Blood pressure is directly related to the speed and elasticity of the heart. If a heart is working too hard to supply a body with what it needs, high blood pressure is a concern.

What Do the Numbers Mean?

Red Cross BPBlood pressure readings typically appear as fractions. The top number represents the
force at which a heart pumps blood out of the chambers. This is systolic pressure. A normal reading is less than 120, but if it is consistently higher than 129, Stage 1 of Hypertension is possible.

The second number is diastolic pressure and measures the pressure between heartbeats. An average number is less than 80 but a consistent higher reading is alarming.

Together these numbers work to paint an overall picture of heart health.
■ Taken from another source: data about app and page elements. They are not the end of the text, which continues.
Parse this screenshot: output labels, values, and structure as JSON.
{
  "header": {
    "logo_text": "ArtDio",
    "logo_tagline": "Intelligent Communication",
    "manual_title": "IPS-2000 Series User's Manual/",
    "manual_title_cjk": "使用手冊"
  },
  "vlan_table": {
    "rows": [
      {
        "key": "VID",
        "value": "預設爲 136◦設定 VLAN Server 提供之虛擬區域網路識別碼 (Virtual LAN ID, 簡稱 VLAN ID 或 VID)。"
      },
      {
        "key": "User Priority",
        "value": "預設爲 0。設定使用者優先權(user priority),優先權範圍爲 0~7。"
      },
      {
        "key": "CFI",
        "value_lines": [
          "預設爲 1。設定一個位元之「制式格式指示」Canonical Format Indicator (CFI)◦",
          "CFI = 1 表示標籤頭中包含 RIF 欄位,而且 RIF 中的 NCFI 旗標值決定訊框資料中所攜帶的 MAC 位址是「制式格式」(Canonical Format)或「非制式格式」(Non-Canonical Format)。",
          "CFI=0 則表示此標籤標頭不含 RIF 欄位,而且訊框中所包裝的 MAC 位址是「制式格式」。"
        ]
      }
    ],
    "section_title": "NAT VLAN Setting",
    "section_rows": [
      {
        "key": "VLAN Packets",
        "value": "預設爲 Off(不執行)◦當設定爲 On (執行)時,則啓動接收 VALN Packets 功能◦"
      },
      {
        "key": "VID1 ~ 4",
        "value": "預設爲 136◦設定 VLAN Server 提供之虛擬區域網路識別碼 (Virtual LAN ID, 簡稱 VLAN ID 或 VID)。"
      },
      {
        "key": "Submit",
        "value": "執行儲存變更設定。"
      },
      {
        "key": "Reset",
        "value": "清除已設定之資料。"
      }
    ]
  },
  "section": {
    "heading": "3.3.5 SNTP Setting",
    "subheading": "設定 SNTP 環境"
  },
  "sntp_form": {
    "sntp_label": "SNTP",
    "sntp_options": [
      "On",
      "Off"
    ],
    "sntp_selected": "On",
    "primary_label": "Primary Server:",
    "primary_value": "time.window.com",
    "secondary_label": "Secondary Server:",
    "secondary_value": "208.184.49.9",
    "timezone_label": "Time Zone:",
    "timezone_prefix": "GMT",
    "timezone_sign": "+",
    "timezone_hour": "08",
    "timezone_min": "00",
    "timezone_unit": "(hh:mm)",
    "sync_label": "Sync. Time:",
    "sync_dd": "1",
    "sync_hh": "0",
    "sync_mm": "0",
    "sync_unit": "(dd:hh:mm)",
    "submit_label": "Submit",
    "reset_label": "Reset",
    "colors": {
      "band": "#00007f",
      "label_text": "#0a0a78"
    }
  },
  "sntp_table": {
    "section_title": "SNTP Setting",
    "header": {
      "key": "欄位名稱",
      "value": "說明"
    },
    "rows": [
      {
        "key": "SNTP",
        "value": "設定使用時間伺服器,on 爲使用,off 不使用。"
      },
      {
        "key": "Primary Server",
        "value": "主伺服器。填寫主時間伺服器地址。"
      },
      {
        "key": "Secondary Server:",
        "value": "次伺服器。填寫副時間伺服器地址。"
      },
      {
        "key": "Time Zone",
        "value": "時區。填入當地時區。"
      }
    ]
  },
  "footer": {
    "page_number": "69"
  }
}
If high blood pressure is uncontrolled veins, capillaries and arteries may be damaged and lead to heart attacks or strokes.

Preventive Measures

The only way to diagnose high blood pressure is to see a doctor. There is no “one size fits all” symptoms to indicate something is wrong. High blood pressure symptoms could include dizziness, continual headaches or sleeping difficulty. The only sign realistically evaluated is a risk factor. Certain people genetically have a higher risk of developing high blood pressure. If you experience any of the following, you may be at risk.

  1. A family history of high blood pressure.
  2. Weakening blood vessel elasticity due to age.
  3. African-Americans have a higher rate of hypertension and medication is not as successful in treatment.

What You Should Do

In addition to having your blood pressure controlled by medication, there are preventative measures to do by yourself to be on the right track for heart health.

    • Eat healthy

The USDA encourages balanced eating. Fats and oils should be used sparingly. Focus on fruits and vegetables. Choose healthy grains, fat-free milk, unprocessed cheese, and yogurt. Have protein such as eggs, chicken or fish, every day.

    • Reduce sodium

Processed foods such as some cheeses, deli meats, and most boxed meals are notoriously high in sodium. Read labels. You may be surprised by the sodium contents. Avoid adding salt to food prepared at home or served in restaurants. Try using herbs to enhance flavor. Your heart will thank you.

    • Reduce stress

Chronic stress is hard on your health. It is best to handle stressful situations as calmly as possible. Focus on the issue, decide which elements are controllable and develop a plan. Determine what is enjoyable, do it and relax. Compile a list of all you are grateful for in life. It is important to not lock in your stress.

    • Exercise

Being active and keeping your blood moving has been scientifically proven to reduce high blood pressure. Exercising thirty minutes a day is what is recommended. Walking is the best exercise. Losing weight with a controlled diet also assists in lowering blood pressure.

    • Bad Habits

If you smoke or drink several alcoholic drinks per day, it is time to consider cutting back or quitting altogether. Smoking is definitely detrimental to health, however, alcohol in moderation (1 drink a day) may even have benefits for a healthy heart.

Community Support

A change in health is challenging and requires lifestyle changes. Eating healthier, exercising and minimizing stress may require a change in your daily routine. Bridge to Better Living understands the confusion accompanying a new health diagnosis. They are your best choice when considering a move to a better lifestyle.

Bridge to Better Living provides a fully trained staff steeped in health experience. They are confident they have the answers to your questions or concerns.  Call us at 402-802-3301 to schedule a consultation now.